Now, we only need to emit this final result. This should be pretty simple - it’s only used once, so we can simply inline it.

Sadly, things aren’t this simple - our graph now has loops in it - we need to read from the file before closing it, and so cannot move it to the return point. Instead, we fall back to the default behaviour of variables - binding them and using it:

## Handling control flow

So far, we’ve only discussed how to compile long chains of lets. How do we handle control flow - namely match? Thankfully, the actual implementation is very simple:

1. Bind the test to a variable.
2. For each arm, treat the body as a fresh graph, and generate a sequence of statements as above.
3. Convert each pattern to an expression, and generate an if-elseif chain.

Some additional complexity is introduced by trying to generate more idiomatic Lua, but most of it is just pattern matching against common cases (and/or/not expressions, guard-ifs, etc..).

One thing to consider, is how we treat the following code:

let x = if a then b else c
print x

It’s pretty simple to see what Lua code should be generated, but how do we get there?

local x
if a then x = b else x = c end
print(x)

Our solution is pretty simple: whenever we emit a graph, we provide “yield descriptor”. This effectively describes what we should do with the value that evaluating this term yields.
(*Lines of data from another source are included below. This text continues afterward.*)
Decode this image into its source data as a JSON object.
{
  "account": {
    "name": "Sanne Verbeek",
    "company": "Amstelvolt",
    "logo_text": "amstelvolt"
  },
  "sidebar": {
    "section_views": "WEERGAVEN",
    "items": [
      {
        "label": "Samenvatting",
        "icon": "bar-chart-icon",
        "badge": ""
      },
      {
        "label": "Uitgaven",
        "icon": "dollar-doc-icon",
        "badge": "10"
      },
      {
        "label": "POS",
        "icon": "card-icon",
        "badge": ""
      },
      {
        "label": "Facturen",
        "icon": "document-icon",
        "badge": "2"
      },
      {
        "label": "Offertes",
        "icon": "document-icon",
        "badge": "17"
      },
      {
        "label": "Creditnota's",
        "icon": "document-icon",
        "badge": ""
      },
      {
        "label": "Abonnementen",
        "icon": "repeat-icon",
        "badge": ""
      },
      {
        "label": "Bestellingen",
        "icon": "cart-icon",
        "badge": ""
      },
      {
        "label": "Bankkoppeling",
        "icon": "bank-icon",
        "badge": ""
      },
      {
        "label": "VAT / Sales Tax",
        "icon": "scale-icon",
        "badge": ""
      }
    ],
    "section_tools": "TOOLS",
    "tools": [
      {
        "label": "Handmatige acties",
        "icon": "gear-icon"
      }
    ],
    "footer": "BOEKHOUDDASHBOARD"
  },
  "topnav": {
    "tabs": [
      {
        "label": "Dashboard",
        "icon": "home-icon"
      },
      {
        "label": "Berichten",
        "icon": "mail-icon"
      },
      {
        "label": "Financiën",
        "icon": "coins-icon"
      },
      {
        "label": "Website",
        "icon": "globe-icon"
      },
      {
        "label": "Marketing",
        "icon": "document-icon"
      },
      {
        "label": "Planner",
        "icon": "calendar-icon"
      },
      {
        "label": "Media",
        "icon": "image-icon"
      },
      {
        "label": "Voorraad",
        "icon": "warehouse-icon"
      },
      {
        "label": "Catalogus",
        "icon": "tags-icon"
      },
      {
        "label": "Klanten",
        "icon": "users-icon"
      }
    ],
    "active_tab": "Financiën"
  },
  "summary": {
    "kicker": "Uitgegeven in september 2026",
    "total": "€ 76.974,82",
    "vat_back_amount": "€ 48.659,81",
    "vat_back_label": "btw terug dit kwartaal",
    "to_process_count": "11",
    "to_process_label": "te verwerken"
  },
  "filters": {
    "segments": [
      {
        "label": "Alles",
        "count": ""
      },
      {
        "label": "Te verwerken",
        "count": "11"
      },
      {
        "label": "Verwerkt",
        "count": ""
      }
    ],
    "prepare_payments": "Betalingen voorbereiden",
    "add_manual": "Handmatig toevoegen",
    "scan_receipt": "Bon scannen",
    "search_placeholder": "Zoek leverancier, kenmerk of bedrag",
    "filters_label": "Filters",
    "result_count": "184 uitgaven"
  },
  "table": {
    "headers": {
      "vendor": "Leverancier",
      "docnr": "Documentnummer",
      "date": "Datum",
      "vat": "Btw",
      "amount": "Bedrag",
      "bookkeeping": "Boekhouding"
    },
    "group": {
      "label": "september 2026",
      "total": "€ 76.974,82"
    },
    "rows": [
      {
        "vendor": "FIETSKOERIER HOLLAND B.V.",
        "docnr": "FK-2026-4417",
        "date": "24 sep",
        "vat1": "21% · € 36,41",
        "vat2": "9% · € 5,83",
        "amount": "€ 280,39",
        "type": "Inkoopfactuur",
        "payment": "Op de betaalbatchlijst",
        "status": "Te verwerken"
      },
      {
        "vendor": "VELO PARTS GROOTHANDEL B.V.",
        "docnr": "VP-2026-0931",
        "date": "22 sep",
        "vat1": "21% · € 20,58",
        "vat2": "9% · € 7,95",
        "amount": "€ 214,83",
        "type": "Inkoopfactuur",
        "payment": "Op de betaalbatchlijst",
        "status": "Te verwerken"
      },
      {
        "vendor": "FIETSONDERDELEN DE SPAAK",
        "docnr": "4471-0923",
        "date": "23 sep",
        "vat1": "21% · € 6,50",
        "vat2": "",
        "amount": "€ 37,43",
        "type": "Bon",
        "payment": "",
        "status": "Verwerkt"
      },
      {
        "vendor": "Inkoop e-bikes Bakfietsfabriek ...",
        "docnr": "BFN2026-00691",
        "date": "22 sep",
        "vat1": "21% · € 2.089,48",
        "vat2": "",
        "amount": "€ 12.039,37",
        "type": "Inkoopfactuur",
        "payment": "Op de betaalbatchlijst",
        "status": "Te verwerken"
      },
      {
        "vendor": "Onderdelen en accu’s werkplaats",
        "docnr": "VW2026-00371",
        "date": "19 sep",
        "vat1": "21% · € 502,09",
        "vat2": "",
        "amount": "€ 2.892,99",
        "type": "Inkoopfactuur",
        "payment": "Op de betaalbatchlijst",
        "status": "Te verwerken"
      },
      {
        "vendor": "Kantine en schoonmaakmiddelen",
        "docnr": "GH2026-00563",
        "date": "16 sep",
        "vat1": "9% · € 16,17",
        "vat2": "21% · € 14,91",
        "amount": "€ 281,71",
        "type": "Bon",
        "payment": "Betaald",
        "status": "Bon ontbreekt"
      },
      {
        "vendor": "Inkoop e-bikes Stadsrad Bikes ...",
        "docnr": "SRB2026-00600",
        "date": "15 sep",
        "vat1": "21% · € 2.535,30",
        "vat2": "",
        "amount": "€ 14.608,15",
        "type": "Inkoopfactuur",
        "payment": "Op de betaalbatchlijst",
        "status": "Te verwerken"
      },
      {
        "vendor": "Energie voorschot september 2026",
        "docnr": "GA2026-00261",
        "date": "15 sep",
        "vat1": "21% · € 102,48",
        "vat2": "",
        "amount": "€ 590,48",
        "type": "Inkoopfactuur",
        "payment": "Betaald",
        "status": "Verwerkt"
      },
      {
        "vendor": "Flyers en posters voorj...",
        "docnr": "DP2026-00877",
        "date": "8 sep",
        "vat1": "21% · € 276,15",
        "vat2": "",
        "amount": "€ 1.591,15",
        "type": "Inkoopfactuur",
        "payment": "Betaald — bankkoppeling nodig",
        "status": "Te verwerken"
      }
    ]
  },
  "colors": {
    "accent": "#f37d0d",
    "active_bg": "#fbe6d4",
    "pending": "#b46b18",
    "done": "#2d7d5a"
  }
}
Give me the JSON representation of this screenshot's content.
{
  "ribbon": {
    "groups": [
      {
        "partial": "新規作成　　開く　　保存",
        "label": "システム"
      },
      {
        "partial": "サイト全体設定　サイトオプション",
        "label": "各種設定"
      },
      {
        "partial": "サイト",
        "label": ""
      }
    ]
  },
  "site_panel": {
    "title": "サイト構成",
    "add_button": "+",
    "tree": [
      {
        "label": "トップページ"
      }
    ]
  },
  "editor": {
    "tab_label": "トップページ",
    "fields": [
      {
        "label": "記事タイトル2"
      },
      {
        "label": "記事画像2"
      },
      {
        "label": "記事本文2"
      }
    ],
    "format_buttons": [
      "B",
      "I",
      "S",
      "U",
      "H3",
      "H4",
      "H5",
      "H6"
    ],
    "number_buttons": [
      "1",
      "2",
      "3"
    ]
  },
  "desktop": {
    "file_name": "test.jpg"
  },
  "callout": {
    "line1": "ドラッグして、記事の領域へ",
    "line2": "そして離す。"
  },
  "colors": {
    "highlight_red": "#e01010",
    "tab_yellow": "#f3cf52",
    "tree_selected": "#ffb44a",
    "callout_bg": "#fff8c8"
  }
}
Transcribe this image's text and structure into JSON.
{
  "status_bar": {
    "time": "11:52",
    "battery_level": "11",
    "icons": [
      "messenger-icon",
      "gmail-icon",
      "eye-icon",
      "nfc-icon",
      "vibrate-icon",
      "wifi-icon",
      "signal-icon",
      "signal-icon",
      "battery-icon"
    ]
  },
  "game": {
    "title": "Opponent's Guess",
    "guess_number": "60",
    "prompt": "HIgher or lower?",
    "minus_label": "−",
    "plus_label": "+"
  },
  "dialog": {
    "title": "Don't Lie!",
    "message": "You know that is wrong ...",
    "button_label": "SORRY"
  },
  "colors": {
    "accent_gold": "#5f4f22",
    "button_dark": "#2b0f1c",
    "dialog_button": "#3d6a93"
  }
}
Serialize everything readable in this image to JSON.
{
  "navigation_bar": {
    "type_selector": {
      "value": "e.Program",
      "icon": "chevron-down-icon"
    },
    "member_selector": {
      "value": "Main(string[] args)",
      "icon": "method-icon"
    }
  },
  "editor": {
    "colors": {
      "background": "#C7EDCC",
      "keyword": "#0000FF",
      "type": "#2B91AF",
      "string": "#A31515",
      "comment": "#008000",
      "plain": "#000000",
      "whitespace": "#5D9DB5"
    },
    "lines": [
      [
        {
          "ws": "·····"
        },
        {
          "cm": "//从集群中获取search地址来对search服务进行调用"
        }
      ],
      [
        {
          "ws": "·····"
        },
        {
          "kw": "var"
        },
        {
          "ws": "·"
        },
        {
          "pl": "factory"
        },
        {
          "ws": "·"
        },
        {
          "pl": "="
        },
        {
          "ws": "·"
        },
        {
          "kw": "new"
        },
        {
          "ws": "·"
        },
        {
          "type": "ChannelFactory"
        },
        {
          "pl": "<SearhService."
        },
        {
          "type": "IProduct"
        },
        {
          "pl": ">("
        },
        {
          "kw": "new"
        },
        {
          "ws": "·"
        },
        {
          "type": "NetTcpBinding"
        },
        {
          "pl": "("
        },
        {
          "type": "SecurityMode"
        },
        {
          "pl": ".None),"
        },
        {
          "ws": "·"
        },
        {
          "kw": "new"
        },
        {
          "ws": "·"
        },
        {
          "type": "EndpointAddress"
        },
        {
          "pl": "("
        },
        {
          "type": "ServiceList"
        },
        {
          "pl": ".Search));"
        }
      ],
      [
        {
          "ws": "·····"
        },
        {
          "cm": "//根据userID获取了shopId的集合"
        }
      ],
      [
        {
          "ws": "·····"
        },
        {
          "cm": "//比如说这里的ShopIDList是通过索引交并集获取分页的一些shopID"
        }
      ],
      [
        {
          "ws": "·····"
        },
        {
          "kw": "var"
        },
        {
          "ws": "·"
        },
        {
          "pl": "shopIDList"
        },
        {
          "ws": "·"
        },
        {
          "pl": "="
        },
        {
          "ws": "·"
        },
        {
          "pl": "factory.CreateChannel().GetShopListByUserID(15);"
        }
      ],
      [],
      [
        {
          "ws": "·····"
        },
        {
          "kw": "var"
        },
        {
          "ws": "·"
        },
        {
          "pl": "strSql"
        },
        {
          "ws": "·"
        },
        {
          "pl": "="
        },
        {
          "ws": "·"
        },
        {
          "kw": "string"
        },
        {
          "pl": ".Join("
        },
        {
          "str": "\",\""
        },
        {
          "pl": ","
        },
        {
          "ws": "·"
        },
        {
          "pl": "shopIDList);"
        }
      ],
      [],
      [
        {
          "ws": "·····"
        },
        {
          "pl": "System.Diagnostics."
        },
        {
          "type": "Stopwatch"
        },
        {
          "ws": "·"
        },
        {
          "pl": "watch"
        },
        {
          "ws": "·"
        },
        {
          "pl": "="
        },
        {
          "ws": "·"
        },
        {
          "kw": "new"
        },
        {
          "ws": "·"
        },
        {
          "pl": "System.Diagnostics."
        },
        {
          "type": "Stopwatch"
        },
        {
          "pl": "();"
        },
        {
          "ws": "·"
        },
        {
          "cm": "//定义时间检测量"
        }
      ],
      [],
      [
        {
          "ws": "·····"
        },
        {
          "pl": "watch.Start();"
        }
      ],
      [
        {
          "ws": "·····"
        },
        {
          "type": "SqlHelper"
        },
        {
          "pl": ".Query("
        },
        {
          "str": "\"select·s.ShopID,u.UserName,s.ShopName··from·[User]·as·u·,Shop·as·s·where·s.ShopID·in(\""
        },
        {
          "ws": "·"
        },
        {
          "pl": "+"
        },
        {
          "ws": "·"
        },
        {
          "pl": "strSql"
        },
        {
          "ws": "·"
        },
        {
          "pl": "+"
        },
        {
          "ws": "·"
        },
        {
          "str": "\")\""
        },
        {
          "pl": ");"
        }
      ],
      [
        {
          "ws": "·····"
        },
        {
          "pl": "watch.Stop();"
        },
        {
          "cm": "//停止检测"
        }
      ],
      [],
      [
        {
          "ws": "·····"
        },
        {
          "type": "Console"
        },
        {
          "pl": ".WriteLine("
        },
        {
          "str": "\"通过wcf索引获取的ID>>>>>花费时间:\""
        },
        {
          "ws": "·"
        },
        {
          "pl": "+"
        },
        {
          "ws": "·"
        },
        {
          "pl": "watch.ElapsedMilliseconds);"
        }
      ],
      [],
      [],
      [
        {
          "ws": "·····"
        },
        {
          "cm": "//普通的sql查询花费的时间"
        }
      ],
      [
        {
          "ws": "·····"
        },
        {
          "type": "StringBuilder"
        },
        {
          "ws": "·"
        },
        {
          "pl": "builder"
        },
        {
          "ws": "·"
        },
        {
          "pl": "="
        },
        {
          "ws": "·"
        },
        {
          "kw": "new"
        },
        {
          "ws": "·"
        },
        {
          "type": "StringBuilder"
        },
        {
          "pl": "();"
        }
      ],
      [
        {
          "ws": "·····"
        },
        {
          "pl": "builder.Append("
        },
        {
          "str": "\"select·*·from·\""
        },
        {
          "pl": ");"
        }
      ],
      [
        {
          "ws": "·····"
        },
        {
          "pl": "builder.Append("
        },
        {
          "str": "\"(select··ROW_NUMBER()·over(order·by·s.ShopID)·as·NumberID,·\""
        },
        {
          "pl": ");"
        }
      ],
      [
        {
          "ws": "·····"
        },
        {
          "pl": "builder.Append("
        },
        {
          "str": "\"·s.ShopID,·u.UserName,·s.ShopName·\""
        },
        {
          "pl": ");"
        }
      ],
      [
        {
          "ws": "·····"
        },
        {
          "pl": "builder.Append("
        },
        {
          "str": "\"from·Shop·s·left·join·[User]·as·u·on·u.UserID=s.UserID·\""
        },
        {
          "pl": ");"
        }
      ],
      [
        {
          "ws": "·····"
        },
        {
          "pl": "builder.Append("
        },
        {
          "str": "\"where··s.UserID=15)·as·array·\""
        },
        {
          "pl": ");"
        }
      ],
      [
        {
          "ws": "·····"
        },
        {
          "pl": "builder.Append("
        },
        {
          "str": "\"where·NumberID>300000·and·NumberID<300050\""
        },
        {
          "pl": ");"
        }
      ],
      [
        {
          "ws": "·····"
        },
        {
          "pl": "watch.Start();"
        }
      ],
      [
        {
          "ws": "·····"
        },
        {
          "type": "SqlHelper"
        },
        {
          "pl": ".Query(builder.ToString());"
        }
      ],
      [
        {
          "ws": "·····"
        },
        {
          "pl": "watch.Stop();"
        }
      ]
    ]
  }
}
There’s four possible options:

• Return: If we’re emitting the body of a function, we clearly need to return the final value.
• Discard: If we’re on the right-hand-side of a let term, whose variable is never used, then we can just discard the value - only evaluating it for its side effects.
• Declare and Store: These two are closely related. When we’re a term on the RHS of a let term, we’ll either declare the variable or just write to it, assuming it has already been declared.

When we come to generate a match term, we push through our yield descriptor to the child arms. For instance, if the whole match expression is returned, this is equivalent to returning within each arm.

However, if we need to declare a variable, we can’t go declaring within each arm - otherwise it won’t be visible outside! Instead, we pre-declare our variable, and then store inside each arm.

## Closing thoughts

Firstly, I must apologise. This article was very much written for the other developers of Amulet, in an attempt clarity how the backend works. I’m not sure I’ve even succeeded there. Amulet is full of theoretically well designed bits of code, which in practice end up being very confusing, and even harder to maintain. That said, if you do have any questions, don’t hesitate to get in contact!

There’s clearly a lot of work still to be done on the codegen. One obvious missing feature is that self-tail-recursive function are not compiled to loops. We’re still discussing whether this should be done directly, or by augmenting Core with join points or CwCwW’s $\mathscr{C}$ operator, but it should hopefully appear in the next five years.

1. Well, somewhat ideal. We still don’t convert tail-recursive functions into loops, and variable names are often terrible.↩︎

2. Well, obviously it is. After all, we’re still converting from one representation to another.↩︎

3. Low-level in the same way Java bytecode is. We’re not dealing with assembly here!↩︎